when the English arrived in 1607, Native Americans used just three of the 28 major linguistic groups common in North America
Source: Atlas of the Historical Geography of the United States, Indian Tribes and Linguistic Stocks, 1650 (Plate 33, digitized by University of Richmond)
The Europeans who arrived in Virginia discovered numerous tribes with distinct identities, but the different tribes used only three major linguistic groups: Algonquian, Siouan, and Iroquoian.
One way to understand the Native American societies in Virginia, at the time of first contact in the 1500's, is to examine where different languages were spoken. In contrast to Virginia, there were 22 linguistic groups and 135 regional dialects spoken within California. The hunting/gathering groups on the West Coast lived in fragmented, separate spaces compared to the agricultural tribes in Virginia.1
All of the 30+ tribes controlled by Powhatan in his paramount chiefdom spoke Algonquian dialects. He expanded his original control over six tribes towards the east, north, and south, but gained no control towards the west. Powhatan's enemies on the west all spoke Siouan languages, suggesting they shared a common culture and perhaps common resistance against efforts by Powhatan to gain control over territory west of the Fall Line.
The Nottoway, Meherrin, Tuscarora, and Cherokee spoke Iroquoian languages. The Occoneechee maintained a trading post at their crossing of the Roanoke River, and must have developed expertise in all the different languages of their customers.
Modern understanding of the languages used by Virginia's Native Americans is warped and incomplete. The first Virginians never developed writing, unlike cultures in Central America.
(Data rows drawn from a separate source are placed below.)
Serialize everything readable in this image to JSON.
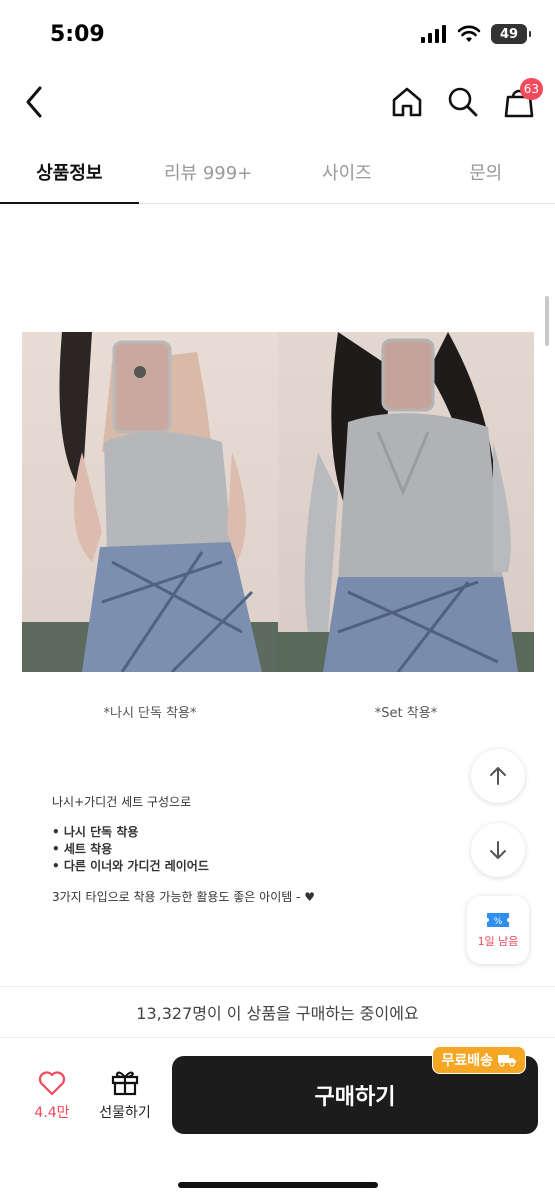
{
  "status_bar": {
    "time": "5:09",
    "battery": "49"
  },
  "nav": {
    "cart_count": "63"
  },
  "tabs": [
    {
      "label": "상품정보"
    },
    {
      "label": "리뷰 999+"
    },
    {
      "label": "사이즈"
    },
    {
      "label": "문의"
    }
  ],
  "product": {
    "captions": [
      "*나시 단독 착용*",
      "*Set 착용*"
    ],
    "description": {
      "intro": "나시+가디건 세트 구성으로",
      "bullets": [
        "• 나시 단독 착용",
        "• 세트 착용",
        "• 다른 이너와 가디건 레이어드"
      ],
      "closing": "3가지 타입으로 착용 가능한 활용도 좋은 아이템 - ♥"
    }
  },
  "coupon": {
    "label": "1일 남음"
  },
  "buyers_text": "13,327명이 이 상품을 구매하는 중이에요",
  "bottom": {
    "like_count": "4.4만",
    "gift_label": "선물하기",
    "buy_label": "구매하기",
    "free_shipping": "무료배송"
  },
  "colors": {
    "accent": "#f24a5c",
    "buy_button": "#1c1c1c",
    "free_ship": "#f5a623"
  }
}
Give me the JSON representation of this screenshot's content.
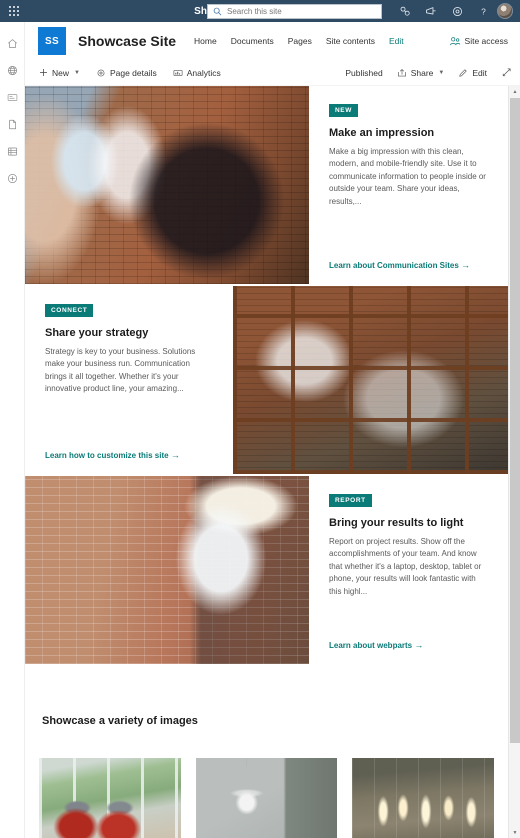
{
  "suite_bar": {
    "waffle_label": "app-launcher",
    "brand": "SharePoint",
    "search": {
      "placeholder": "Search this site",
      "value": ""
    },
    "icons": [
      {
        "name": "sharepoint-apps-icon",
        "glyph": "⚉"
      },
      {
        "name": "feedback-megaphone-icon",
        "glyph": "⬖"
      },
      {
        "name": "settings-gear-icon",
        "glyph": "⚙"
      },
      {
        "name": "help-icon",
        "glyph": "?"
      }
    ],
    "avatar_label": "user-avatar"
  },
  "rail": {
    "items": [
      {
        "name": "home-icon",
        "label": "Home"
      },
      {
        "name": "globe-network-icon",
        "label": "SharePoint start"
      },
      {
        "name": "news-icon",
        "label": "News"
      },
      {
        "name": "document-icon",
        "label": "Documents"
      },
      {
        "name": "list-library-icon",
        "label": "Lists"
      },
      {
        "name": "create-plus-icon",
        "label": "Create"
      }
    ]
  },
  "site_header": {
    "logo_initials": "SS",
    "logo_color": "#0f7ad4",
    "title": "Showcase Site",
    "nav": [
      {
        "label": "Home",
        "active": false
      },
      {
        "label": "Documents",
        "active": false
      },
      {
        "label": "Pages",
        "active": false
      },
      {
        "label": "Site contents",
        "active": false
      },
      {
        "label": "Edit",
        "active": true
      }
    ],
    "site_access_label": "Site access",
    "accent_color": "#0b7b78"
  },
  "command_bar": {
    "new_label": "New",
    "page_details_label": "Page details",
    "analytics_label": "Analytics",
    "published_label": "Published",
    "share_label": "Share",
    "edit_label": "Edit",
    "fullscreen_label": "full-screen"
  },
  "hero": {
    "cards": [
      {
        "badge": "NEW",
        "title": "Make an impression",
        "description": "Make a big impression with this clean, modern, and mobile-friendly site. Use it to communicate information to people inside or outside your team. Share your ideas, results,...",
        "link": "Learn about Communication Sites",
        "link_arrow": "→",
        "image_name": "office-meeting-photo",
        "layout": "image-left"
      },
      {
        "badge": "CONNECT",
        "title": "Share your strategy",
        "description": "Strategy is key to your business. Solutions make your business run. Communication brings it all together. Whether it's your innovative product line, your amazing...",
        "link": "Learn how to customize this site",
        "link_arrow": "→",
        "image_name": "glass-conference-room-photo",
        "layout": "image-right"
      },
      {
        "badge": "REPORT",
        "title": "Bring your results to light",
        "description": "Report on project results. Show off the accomplishments of your team. And know that whether it's a laptop, desktop, tablet or phone, your results will look fantastic with this highl...",
        "link": "Learn about webparts",
        "link_arrow": "→",
        "image_name": "brick-wall-entryway-photo",
        "layout": "image-left"
      }
    ]
  },
  "gallery": {
    "heading": "Showcase a variety of images",
    "thumbnails": [
      {
        "name": "red-chairs-lounge-thumbnail"
      },
      {
        "name": "pendant-lamp-thumbnail"
      },
      {
        "name": "office-lighting-thumbnail"
      }
    ]
  },
  "scrollbar": {
    "up_arrow": "▲",
    "down_arrow": "▼"
  }
}
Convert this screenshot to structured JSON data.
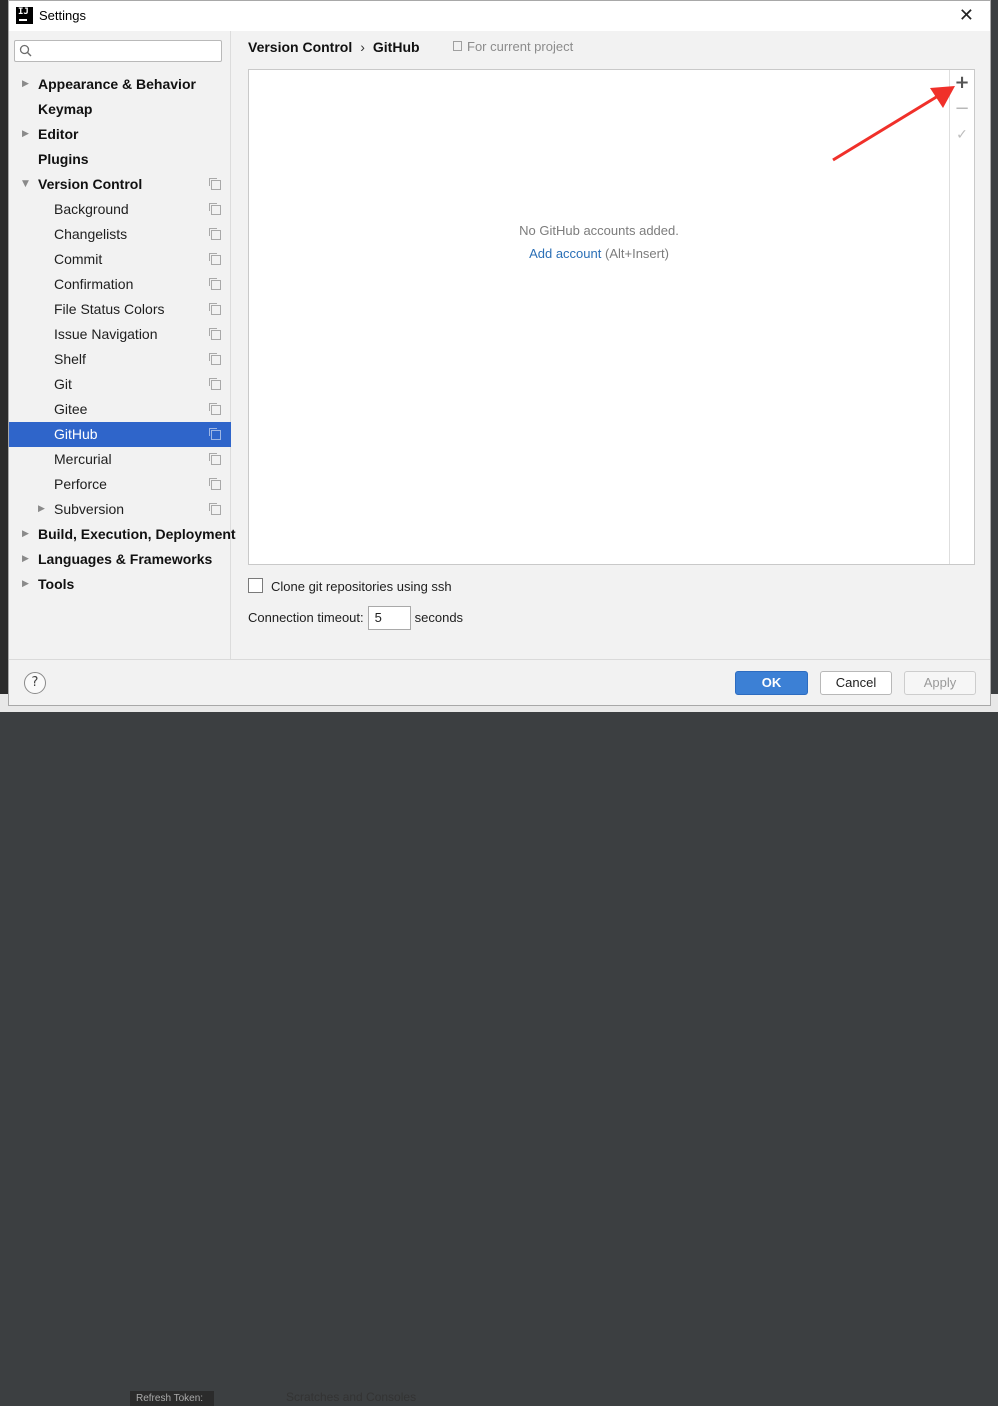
{
  "window": {
    "title": "Settings"
  },
  "sidebar": {
    "search": {
      "value": "",
      "placeholder": ""
    },
    "items": [
      {
        "label": "Appearance & Behavior",
        "level": 0,
        "expandable": true,
        "expanded": false
      },
      {
        "label": "Keymap",
        "level": 0,
        "expandable": false
      },
      {
        "label": "Editor",
        "level": 0,
        "expandable": true,
        "expanded": false
      },
      {
        "label": "Plugins",
        "level": 0,
        "expandable": false
      },
      {
        "label": "Version Control",
        "level": 0,
        "expandable": true,
        "expanded": true
      },
      {
        "label": "Background",
        "level": 1
      },
      {
        "label": "Changelists",
        "level": 1
      },
      {
        "label": "Commit",
        "level": 1
      },
      {
        "label": "Confirmation",
        "level": 1
      },
      {
        "label": "File Status Colors",
        "level": 1
      },
      {
        "label": "Issue Navigation",
        "level": 1
      },
      {
        "label": "Shelf",
        "level": 1
      },
      {
        "label": "Git",
        "level": 1
      },
      {
        "label": "Gitee",
        "level": 1
      },
      {
        "label": "GitHub",
        "level": 1,
        "selected": true
      },
      {
        "label": "Mercurial",
        "level": 1
      },
      {
        "label": "Perforce",
        "level": 1
      },
      {
        "label": "Subversion",
        "level": 1,
        "expandable": true,
        "expanded": false
      },
      {
        "label": "Build, Execution, Deployment",
        "level": 0,
        "expandable": true,
        "expanded": false
      },
      {
        "label": "Languages & Frameworks",
        "level": 0,
        "expandable": true,
        "expanded": false
      },
      {
        "label": "Tools",
        "level": 0,
        "expandable": true,
        "expanded": false
      }
    ]
  },
  "breadcrumb": {
    "parent": "Version Control",
    "separator": "›",
    "current": "GitHub",
    "scope": "For current project"
  },
  "accounts": {
    "empty_message": "No GitHub accounts added.",
    "add_link": "Add account",
    "add_shortcut": "(Alt+Insert)",
    "toolbar": {
      "add_icon": "+",
      "remove_icon": "−",
      "default_icon": "✓"
    }
  },
  "options": {
    "clone_ssh_label": "Clone git repositories using ssh",
    "clone_ssh_checked": false,
    "timeout_label": "Connection timeout:",
    "timeout_value": "5",
    "timeout_unit": "seconds"
  },
  "footer": {
    "help": "?",
    "ok": "OK",
    "cancel": "Cancel",
    "apply": "Apply"
  },
  "background": {
    "bottom_text": "Scratches and Consoles",
    "bottom_dark_text": "Refresh Token:"
  },
  "colors": {
    "selection": "#2f65ca",
    "link": "#2a6fb6",
    "ok_button": "#3c80d5",
    "annotation_arrow": "#f0302a"
  }
}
Interpretation of Native American words (especially place names) is based on records from the first English settlers, later conversations with Native Americans whose culture had been altered by contact with Europeans, and in many cases from myth.
For example, the standard definition for the place name "Shenandoah" is that it means "Daughter of the Stars" - but evidence for that claim is thin. "Shenandoah" may mean "sprucy stream," or it may mean "deer," or it may mean many other things. In Saratoga County, New York, the Shenendehowa High School students call themselves the Plainsmen because they content that "Shenendehowa" means "great plains." Other stories suggest the Shenandoah Valley (and river) were named for Chief Sherando, who supposedly led an Iroquoian-speaking tribe.2
"Shenandoah" may have been Algonquian, Siouan, or Iroquoian. Henry Heatwole's solution for the origin of Shenandoah, after examining various options, was "I choose pleasing over plausible."3
Algonquian speakers lived in Tidewater, Siouan speakers lived on the Piedmont, and Iroquoian speakers were dominant north of the Potomac River - but maps differ on which linguistic group should be assigned to the Ohio River territory disputed by Iroquois, Shawnee who spoke Algonquian dialects, or perhaps Siouan-speaking groups
Source: Library of Congress, Map of linguistic stocks of American Indians (by John Wesley Powell, 1890)
1. Andre Rolle, California: A History, Harlan Davidson Inc., 1987, p.22
2. "Bulletin of the Virginia State Library," Volume 9, 1916, p.191, http://books.google.com/books?id=uTBVAAAAYAAJ; "Shenandoah," Online Etymology Dictionary, http://www.etymonline.com/index.php?term=Shenandoah; "Sports," Shenandoah Central Schools (New York), http://www.shenet.org/grapevine/Archives/sports.htm (last checked September 21, 2013)
3. "Guide to Shenandoah National Park and Skyline Drive," Shenandoah National Park Association, http://www.guidetosnp.com/web/Information/ShenandoahNationalPark.aspx (last checked September 21, 2013)
Iroquoian speakers lived south of Powhatan's paramount chiefdom, and the Cherokee in the Tennessee River watershed shared the same language group
Source: An Atlas of Virginia, American Indians (First Americans) circa 1600 (Map 26, produced by the Virginia Geographic Alliance)